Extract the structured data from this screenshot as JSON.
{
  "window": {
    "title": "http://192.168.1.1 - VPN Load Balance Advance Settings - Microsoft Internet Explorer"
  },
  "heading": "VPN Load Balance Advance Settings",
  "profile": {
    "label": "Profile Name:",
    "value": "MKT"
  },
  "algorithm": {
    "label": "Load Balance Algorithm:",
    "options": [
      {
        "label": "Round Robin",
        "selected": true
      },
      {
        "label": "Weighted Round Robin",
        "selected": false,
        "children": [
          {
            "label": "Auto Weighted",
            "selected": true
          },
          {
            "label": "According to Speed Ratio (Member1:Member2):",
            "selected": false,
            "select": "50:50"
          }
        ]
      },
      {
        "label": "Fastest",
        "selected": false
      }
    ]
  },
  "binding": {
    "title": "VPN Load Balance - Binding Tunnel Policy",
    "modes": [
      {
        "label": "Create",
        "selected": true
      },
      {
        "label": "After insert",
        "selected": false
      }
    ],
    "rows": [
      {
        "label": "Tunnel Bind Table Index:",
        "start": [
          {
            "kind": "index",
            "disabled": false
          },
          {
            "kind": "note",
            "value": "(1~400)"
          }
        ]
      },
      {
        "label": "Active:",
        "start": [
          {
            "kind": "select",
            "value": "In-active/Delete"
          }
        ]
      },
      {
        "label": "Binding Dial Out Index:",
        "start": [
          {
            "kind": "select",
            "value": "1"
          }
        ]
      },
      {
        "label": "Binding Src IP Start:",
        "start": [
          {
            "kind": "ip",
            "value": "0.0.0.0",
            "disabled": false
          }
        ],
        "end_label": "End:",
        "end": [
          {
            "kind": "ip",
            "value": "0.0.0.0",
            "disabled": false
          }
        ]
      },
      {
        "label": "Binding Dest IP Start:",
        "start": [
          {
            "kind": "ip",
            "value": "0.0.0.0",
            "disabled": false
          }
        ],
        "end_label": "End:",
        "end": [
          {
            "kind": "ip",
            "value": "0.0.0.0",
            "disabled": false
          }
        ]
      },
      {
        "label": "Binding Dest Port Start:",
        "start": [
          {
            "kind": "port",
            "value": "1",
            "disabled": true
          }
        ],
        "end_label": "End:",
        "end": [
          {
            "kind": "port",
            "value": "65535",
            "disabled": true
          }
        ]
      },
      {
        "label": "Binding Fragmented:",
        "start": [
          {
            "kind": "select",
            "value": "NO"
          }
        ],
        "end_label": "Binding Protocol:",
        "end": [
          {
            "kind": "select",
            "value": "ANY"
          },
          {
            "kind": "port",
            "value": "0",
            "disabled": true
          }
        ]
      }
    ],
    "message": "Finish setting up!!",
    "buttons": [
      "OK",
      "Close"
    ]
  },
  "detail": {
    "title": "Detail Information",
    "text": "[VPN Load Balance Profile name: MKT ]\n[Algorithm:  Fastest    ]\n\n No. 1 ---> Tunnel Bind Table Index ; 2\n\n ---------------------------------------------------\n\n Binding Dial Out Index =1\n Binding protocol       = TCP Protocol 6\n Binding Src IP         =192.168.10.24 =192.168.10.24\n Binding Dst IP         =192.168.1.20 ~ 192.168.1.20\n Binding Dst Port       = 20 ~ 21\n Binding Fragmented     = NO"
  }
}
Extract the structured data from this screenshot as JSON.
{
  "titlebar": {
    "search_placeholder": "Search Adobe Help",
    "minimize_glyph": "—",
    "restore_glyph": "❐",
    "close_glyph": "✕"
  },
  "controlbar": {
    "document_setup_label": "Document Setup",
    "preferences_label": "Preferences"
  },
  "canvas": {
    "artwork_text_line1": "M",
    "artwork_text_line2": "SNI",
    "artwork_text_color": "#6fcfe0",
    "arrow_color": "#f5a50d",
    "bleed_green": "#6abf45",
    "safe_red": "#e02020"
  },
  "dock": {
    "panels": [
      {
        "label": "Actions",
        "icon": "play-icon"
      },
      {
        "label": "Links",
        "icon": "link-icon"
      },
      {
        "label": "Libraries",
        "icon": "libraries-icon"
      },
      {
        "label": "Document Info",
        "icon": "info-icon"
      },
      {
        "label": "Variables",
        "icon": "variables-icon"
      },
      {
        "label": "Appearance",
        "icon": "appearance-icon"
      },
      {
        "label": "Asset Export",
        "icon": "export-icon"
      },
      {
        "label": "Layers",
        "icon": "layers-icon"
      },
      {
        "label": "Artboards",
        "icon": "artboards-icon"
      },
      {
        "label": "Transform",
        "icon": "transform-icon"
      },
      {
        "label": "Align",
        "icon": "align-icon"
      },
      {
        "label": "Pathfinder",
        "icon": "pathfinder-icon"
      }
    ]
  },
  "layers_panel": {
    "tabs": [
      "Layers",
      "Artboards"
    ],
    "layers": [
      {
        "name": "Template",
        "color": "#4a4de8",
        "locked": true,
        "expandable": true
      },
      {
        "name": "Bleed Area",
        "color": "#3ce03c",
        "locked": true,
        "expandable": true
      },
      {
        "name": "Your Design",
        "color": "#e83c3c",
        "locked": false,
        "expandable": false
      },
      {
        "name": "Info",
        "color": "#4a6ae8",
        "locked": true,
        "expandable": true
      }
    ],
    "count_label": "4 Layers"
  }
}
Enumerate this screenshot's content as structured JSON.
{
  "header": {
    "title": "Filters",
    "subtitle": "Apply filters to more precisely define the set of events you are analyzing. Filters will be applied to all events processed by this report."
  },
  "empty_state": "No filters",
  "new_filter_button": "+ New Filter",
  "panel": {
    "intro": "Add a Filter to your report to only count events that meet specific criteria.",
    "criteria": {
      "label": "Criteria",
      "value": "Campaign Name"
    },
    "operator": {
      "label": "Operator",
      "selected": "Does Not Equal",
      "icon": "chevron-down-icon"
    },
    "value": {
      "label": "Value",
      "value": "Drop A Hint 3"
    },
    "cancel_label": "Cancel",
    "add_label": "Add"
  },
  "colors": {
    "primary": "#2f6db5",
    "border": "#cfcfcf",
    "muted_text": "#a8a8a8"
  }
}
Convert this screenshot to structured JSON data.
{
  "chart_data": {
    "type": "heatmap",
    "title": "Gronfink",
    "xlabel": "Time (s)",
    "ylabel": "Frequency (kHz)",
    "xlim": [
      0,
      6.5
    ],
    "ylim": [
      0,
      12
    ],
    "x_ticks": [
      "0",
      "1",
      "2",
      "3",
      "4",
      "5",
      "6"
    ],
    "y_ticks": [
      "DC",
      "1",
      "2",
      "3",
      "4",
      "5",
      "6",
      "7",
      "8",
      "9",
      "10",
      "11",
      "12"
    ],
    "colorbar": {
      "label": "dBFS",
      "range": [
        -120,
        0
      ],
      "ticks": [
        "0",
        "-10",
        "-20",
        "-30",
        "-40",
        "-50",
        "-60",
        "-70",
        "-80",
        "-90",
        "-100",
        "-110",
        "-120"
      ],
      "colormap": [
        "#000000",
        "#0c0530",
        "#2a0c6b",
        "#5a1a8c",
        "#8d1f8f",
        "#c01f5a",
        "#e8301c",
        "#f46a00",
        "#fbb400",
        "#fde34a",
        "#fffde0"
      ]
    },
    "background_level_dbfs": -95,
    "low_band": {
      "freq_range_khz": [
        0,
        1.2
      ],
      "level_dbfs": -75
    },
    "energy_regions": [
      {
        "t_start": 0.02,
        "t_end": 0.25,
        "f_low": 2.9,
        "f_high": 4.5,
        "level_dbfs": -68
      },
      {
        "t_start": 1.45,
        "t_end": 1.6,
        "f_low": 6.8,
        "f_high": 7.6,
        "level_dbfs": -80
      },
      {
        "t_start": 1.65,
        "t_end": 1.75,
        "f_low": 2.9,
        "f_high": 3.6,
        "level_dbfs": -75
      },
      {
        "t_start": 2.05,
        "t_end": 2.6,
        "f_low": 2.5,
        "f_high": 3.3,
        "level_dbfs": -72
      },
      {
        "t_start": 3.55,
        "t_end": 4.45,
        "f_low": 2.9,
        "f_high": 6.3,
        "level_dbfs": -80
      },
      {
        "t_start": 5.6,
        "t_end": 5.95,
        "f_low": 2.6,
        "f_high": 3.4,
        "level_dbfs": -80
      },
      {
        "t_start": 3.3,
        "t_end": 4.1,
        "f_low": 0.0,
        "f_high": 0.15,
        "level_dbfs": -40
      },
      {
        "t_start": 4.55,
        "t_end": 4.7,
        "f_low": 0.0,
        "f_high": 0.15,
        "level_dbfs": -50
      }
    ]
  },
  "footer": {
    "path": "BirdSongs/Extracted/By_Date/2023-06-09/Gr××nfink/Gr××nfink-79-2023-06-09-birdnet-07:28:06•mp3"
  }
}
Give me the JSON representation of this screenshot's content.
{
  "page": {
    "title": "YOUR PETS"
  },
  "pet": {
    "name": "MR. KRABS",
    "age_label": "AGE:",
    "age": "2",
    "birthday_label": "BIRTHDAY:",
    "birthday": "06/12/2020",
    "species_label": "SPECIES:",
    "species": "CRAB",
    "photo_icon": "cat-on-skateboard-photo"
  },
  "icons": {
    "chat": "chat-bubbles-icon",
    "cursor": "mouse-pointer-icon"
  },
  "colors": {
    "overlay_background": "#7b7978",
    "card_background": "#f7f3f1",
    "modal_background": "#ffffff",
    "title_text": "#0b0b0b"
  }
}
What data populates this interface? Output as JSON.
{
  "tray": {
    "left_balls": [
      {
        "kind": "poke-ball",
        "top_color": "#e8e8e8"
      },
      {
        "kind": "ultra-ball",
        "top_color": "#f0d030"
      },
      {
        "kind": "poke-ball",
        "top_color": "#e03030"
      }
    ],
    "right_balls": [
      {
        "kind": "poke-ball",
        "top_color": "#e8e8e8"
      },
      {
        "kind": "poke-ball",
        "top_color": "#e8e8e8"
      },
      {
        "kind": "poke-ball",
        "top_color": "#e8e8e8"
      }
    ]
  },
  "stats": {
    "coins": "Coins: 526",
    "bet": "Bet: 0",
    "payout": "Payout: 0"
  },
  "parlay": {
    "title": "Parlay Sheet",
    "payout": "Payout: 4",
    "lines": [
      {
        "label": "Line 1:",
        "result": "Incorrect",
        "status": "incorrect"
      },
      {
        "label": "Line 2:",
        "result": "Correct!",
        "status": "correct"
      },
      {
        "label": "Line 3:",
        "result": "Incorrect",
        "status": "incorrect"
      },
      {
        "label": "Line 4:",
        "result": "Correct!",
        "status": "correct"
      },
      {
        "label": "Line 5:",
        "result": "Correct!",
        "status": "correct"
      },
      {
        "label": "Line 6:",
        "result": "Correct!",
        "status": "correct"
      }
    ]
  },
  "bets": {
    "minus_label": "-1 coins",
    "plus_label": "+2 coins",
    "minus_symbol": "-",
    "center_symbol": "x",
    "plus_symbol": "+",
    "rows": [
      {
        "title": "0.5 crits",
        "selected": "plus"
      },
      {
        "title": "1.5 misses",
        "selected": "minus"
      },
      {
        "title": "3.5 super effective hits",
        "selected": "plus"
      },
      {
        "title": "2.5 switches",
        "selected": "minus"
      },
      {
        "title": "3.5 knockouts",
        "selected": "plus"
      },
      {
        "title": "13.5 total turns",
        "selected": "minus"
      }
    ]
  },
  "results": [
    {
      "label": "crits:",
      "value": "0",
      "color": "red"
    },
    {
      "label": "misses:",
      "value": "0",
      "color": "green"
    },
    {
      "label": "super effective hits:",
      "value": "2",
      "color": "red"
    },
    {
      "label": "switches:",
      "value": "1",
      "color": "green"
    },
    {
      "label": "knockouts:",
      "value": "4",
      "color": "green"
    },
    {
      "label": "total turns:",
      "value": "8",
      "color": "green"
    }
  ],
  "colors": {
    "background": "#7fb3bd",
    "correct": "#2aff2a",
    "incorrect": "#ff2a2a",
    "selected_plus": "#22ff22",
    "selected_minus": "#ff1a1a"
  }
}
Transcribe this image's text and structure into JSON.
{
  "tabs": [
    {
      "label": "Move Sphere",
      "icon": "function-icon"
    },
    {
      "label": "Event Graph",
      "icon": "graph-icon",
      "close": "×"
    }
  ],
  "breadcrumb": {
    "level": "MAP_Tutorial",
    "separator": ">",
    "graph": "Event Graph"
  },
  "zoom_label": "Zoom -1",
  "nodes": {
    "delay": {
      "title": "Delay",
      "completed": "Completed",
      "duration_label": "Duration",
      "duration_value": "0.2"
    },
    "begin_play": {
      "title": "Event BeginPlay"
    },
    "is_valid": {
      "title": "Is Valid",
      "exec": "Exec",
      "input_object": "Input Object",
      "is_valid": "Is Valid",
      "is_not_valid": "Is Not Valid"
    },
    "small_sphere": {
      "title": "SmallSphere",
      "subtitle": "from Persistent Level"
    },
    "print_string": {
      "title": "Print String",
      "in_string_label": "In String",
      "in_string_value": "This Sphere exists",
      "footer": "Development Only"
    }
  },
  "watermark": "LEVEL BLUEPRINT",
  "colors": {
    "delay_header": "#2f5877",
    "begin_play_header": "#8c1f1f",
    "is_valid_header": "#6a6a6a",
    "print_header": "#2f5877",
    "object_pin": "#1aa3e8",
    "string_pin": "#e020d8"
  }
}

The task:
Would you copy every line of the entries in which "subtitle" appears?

Output of the task:
    "subtitle": "Apply filters to more precisely define the set of events you are analyzing. Filters will be applied to all events processed by this report."
      "subtitle": "from Persistent Level"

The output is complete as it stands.